Share on Facebook var button = document.getElementById('facebook_share_link_11798') || document.getElementById('facebook_share_icon_11798') || document.getElementById('facebook_share_both_11798') || document.getElementById('facebook_share_button_11798'); if (button) { button.onclick = function(e) { var url = this.href.replace(/share\.php/, 'sharer.php'); window.open(url,'sharer','toolbar=0,status=0,width=626,height=436'); return false; } if (button.id === 'facebook_share_button_11798') { button.onmouseover = function(){ this.style.color='#fff'; this.style.borderColor = '#295582'; this.style.backgroundColor = '#3b5998'; } button.onmouseout = function(){ this.style.color = '#3b5998'; this.style.borderColor = '#d8dfea'; this.style.backgroundColor = '#fff'; } } }

The Top 5 MOOC Finders

Online learning update by Ray Schroeder - Sun, 2014-08-10 02:02

by IBL Studio

Here is a list of the top 5:

Class-Central.com. It tracks more than 50,000 courses. It has a great feature called “Mooc tracker”, which allows you to build your own catalog of courses and get notified.

<br><br>

Accredible.com. It tracks free and paid video courses from the nine best course providers. It highlights the idea of collecting certificates and getting references.

<br><br>

CourseBuffet.com.

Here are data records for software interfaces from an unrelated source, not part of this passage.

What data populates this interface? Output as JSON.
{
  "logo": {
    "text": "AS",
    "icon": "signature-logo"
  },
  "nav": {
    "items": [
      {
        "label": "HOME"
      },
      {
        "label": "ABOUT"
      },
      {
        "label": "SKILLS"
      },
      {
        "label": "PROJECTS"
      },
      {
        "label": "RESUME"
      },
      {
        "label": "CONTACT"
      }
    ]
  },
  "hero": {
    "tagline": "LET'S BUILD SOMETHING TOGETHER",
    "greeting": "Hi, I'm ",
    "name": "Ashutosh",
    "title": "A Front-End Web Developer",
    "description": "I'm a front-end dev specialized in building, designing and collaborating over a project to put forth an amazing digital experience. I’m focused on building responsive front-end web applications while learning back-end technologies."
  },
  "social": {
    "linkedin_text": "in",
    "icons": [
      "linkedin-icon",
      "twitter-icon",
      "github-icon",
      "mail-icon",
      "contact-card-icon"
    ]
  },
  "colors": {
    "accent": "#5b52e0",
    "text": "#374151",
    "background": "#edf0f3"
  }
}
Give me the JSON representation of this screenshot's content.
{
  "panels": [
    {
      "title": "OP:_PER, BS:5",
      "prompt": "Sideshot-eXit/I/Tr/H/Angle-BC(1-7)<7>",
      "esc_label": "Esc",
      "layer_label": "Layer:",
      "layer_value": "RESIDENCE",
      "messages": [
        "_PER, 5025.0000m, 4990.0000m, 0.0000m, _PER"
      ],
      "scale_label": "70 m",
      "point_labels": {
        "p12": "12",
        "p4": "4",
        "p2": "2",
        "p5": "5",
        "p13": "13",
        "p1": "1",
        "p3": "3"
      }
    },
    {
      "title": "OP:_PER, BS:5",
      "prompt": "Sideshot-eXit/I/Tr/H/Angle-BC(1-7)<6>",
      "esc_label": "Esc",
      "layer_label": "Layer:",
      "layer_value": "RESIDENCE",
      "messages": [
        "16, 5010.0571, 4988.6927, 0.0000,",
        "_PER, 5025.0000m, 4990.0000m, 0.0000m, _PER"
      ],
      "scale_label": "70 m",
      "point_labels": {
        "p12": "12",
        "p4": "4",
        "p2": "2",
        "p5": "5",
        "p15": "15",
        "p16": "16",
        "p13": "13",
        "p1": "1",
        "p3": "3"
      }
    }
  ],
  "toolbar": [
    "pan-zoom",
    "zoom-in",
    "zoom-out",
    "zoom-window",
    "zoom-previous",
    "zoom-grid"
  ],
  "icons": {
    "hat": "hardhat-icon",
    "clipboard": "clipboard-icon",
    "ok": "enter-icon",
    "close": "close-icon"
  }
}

It includes MOOC providers such as Saylor.org Academy, India’s NPTEL and the OpenCourseWare consortium, that aren’t well represented by other aggregators.

<br><br>

edHoop.com. It covers an extensive offering of video-based courses, both free and paid. So far, RedHoop has collected over 21,400 courses, of which 3,600 are free. It features an interesting top 100 list.

<br><br>

TopFreeClasses.com. It ranks courses in terms of popularity.

http://iblstudios.com/moocs-offer-grows-exponentially-the-top-5-moocs-finders/

Share on Facebook var button = document.getElementById('facebook_share_link_11795') || document.getElementById('facebook_share_icon_11795') || document.getElementById('facebook_share_both_11795') || document.getElementById('facebook_share_button_11795'); if (button) { button.onclick = function(e) { var url = this.href.replace(/share\.php/, 'sharer.php'); window.open(url,'sharer','toolbar=0,status=0,width=626,height=436'); return false; } if (button.id === 'facebook_share_button_11795') { button.onmouseover = function(){ this.style.color='#fff'; this.style.borderColor = '#295582'; this.style.backgroundColor = '#3b5998'; } button.onmouseout = function(){ this.style.color = '#3b5998'; this.style.borderColor = '#d8dfea'; this.style.backgroundColor = '#fff'; } } }

Pages

Subscribe to Ulrich Schrader's Website aggregator